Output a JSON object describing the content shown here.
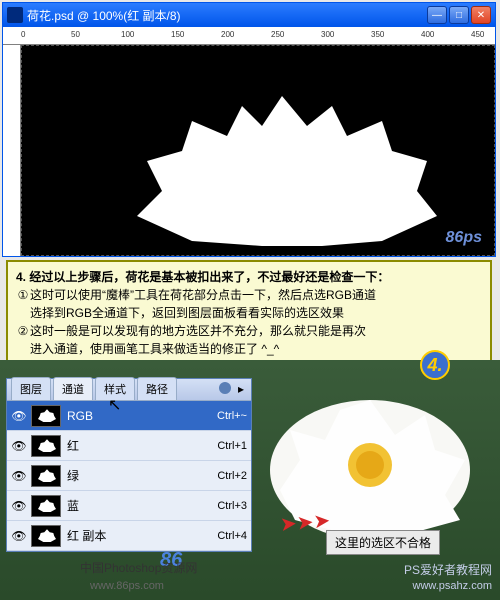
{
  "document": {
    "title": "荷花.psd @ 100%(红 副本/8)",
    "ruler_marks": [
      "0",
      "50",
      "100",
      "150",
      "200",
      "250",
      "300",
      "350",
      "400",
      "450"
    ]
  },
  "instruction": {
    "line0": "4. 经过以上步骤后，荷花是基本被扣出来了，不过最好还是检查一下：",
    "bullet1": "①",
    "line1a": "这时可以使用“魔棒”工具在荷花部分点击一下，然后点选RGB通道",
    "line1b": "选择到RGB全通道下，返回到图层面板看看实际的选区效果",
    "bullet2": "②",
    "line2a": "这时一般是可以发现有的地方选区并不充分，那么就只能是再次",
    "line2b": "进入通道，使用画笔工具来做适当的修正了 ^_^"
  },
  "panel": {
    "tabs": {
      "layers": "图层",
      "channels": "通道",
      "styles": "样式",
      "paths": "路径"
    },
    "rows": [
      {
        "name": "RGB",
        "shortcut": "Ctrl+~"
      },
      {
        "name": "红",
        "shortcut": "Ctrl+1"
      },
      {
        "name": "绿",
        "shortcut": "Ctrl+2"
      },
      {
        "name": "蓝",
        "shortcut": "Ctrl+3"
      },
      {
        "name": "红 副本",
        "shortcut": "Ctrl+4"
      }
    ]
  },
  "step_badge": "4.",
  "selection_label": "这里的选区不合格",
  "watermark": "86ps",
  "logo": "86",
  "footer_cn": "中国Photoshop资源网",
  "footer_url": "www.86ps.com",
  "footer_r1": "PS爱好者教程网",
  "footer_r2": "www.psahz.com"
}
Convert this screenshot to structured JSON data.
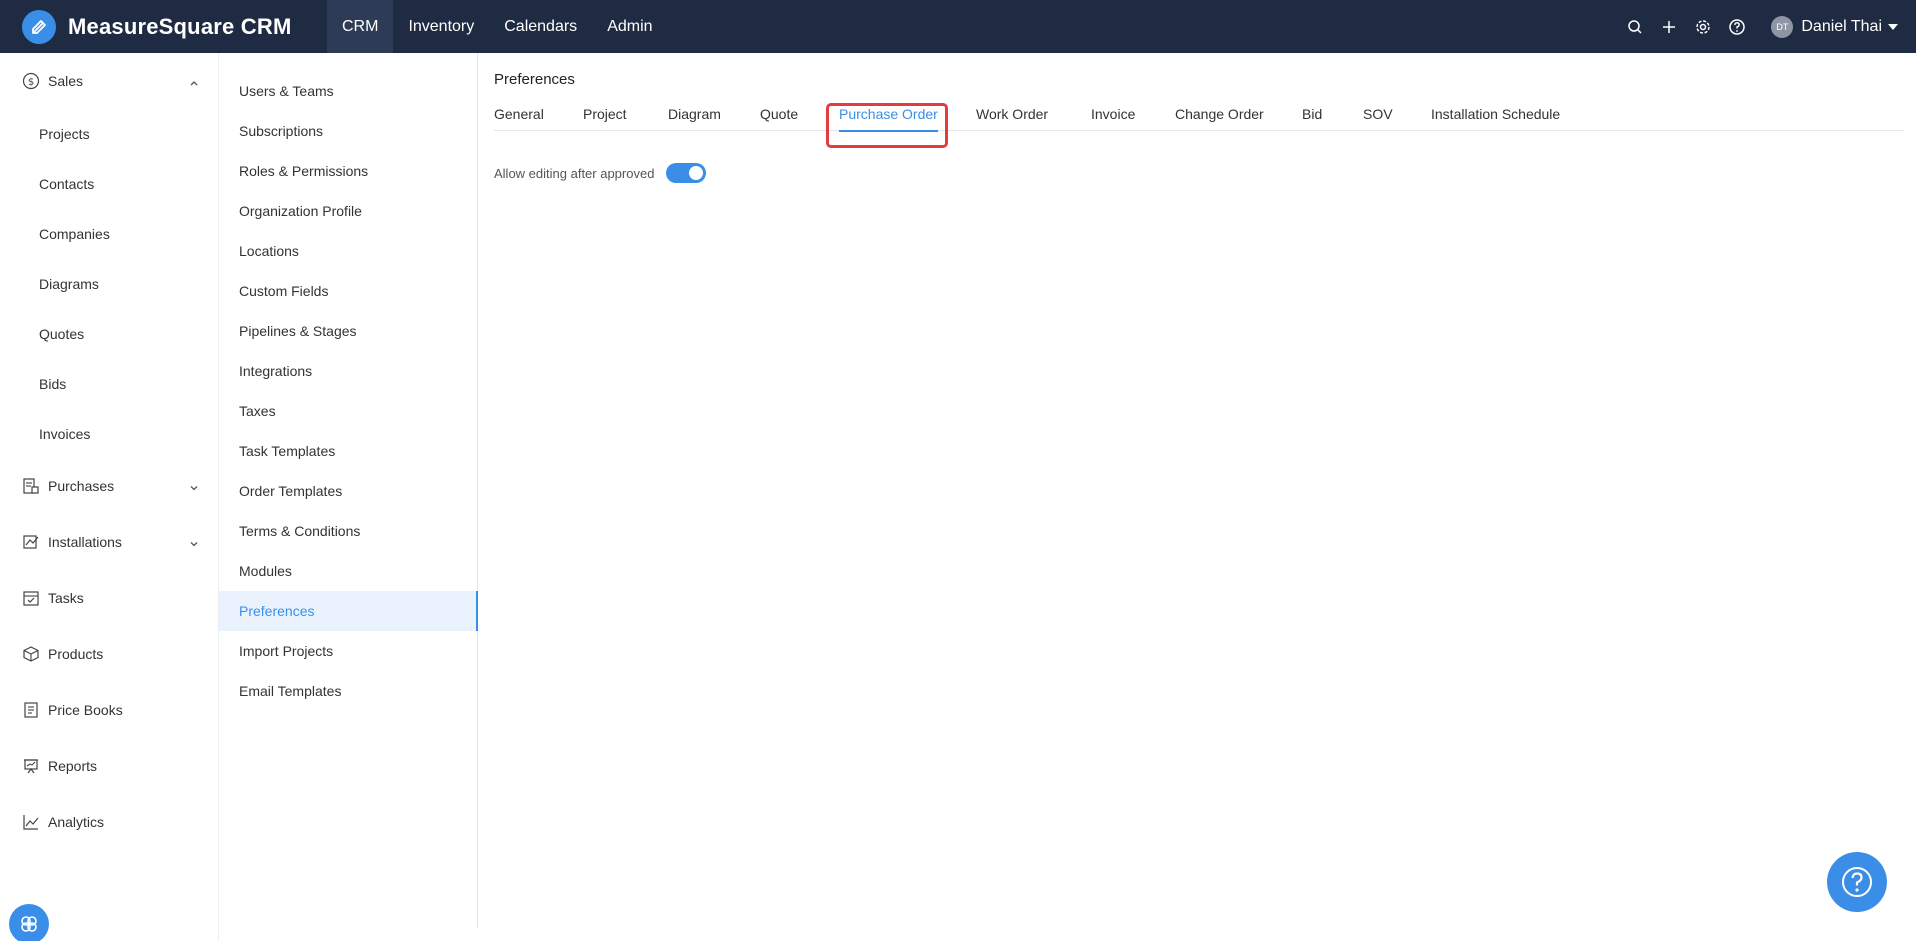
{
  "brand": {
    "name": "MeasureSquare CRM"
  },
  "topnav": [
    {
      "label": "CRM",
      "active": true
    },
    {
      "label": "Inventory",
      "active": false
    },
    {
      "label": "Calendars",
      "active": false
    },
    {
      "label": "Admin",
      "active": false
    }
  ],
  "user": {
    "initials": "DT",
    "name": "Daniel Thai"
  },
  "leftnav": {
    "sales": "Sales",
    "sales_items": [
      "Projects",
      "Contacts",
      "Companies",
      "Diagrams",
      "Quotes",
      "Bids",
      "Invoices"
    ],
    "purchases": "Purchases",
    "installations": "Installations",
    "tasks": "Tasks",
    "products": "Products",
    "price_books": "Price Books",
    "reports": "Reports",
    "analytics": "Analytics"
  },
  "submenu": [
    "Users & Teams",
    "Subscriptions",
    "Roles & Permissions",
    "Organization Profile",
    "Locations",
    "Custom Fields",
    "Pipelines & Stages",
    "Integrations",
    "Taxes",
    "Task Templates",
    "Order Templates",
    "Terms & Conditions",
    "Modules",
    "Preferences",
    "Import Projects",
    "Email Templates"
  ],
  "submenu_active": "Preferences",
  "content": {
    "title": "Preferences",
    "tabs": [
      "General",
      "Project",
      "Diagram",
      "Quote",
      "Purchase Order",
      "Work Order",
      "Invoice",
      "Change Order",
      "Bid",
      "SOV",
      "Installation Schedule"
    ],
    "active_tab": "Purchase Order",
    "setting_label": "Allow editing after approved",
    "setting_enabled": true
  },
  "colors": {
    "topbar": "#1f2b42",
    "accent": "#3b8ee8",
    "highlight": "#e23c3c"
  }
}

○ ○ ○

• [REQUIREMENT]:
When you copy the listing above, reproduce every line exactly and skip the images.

• [WRITTEN RESPONSE]:
Output a JSON object describing the content shown here.
{
  "document": {
    "title": "荷花.psd @ 100%(红 副本/8)",
    "ruler_marks": [
      "0",
      "50",
      "100",
      "150",
      "200",
      "250",
      "300",
      "350",
      "400",
      "450"
    ]
  },
  "instruction": {
    "line0": "4. 经过以上步骤后，荷花是基本被扣出来了，不过最好还是检查一下：",
    "bullet1": "①",
    "line1a": "这时可以使用“魔棒”工具在荷花部分点击一下，然后点选RGB通道",
    "line1b": "选择到RGB全通道下，返回到图层面板看看实际的选区效果",
    "bullet2": "②",
    "line2a": "这时一般是可以发现有的地方选区并不充分，那么就只能是再次",
    "line2b": "进入通道，使用画笔工具来做适当的修正了 ^_^"
  },
  "panel": {
    "tabs": {
      "layers": "图层",
      "channels": "通道",
      "styles": "样式",
      "paths": "路径"
    },
    "rows": [
      {
        "name": "RGB",
        "shortcut": "Ctrl+~"
      },
      {
        "name": "红",
        "shortcut": "Ctrl+1"
      },
      {
        "name": "绿",
        "shortcut": "Ctrl+2"
      },
      {
        "name": "蓝",
        "shortcut": "Ctrl+3"
      },
      {
        "name": "红 副本",
        "shortcut": "Ctrl+4"
      }
    ]
  },
  "step_badge": "4.",
  "selection_label": "这里的选区不合格",
  "watermark": "86ps",
  "logo": "86",
  "footer_cn": "中国Photoshop资源网",
  "footer_url": "www.86ps.com",
  "footer_r1": "PS爱好者教程网",
  "footer_r2": "www.psahz.com"
}
Convert this screenshot to structured JSON data.
{
  "brand": {
    "name": "MeasureSquare CRM"
  },
  "topnav": [
    {
      "label": "CRM",
      "active": true
    },
    {
      "label": "Inventory",
      "active": false
    },
    {
      "label": "Calendars",
      "active": false
    },
    {
      "label": "Admin",
      "active": false
    }
  ],
  "user": {
    "initials": "DT",
    "name": "Daniel Thai"
  },
  "leftnav": {
    "sales": "Sales",
    "sales_items": [
      "Projects",
      "Contacts",
      "Companies",
      "Diagrams",
      "Quotes",
      "Bids",
      "Invoices"
    ],
    "purchases": "Purchases",
    "installations": "Installations",
    "tasks": "Tasks",
    "products": "Products",
    "price_books": "Price Books",
    "reports": "Reports",
    "analytics": "Analytics"
  },
  "submenu": [
    "Users & Teams",
    "Subscriptions",
    "Roles & Permissions",
    "Organization Profile",
    "Locations",
    "Custom Fields",
    "Pipelines & Stages",
    "Integrations",
    "Taxes",
    "Task Templates",
    "Order Templates",
    "Terms & Conditions",
    "Modules",
    "Preferences",
    "Import Projects",
    "Email Templates"
  ],
  "submenu_active": "Preferences",
  "content": {
    "title": "Preferences",
    "tabs": [
      "General",
      "Project",
      "Diagram",
      "Quote",
      "Purchase Order",
      "Work Order",
      "Invoice",
      "Change Order",
      "Bid",
      "SOV",
      "Installation Schedule"
    ],
    "active_tab": "Purchase Order",
    "setting_label": "Allow editing after approved",
    "setting_enabled": true
  },
  "colors": {
    "topbar": "#1f2b42",
    "accent": "#3b8ee8",
    "highlight": "#e23c3c"
  }
}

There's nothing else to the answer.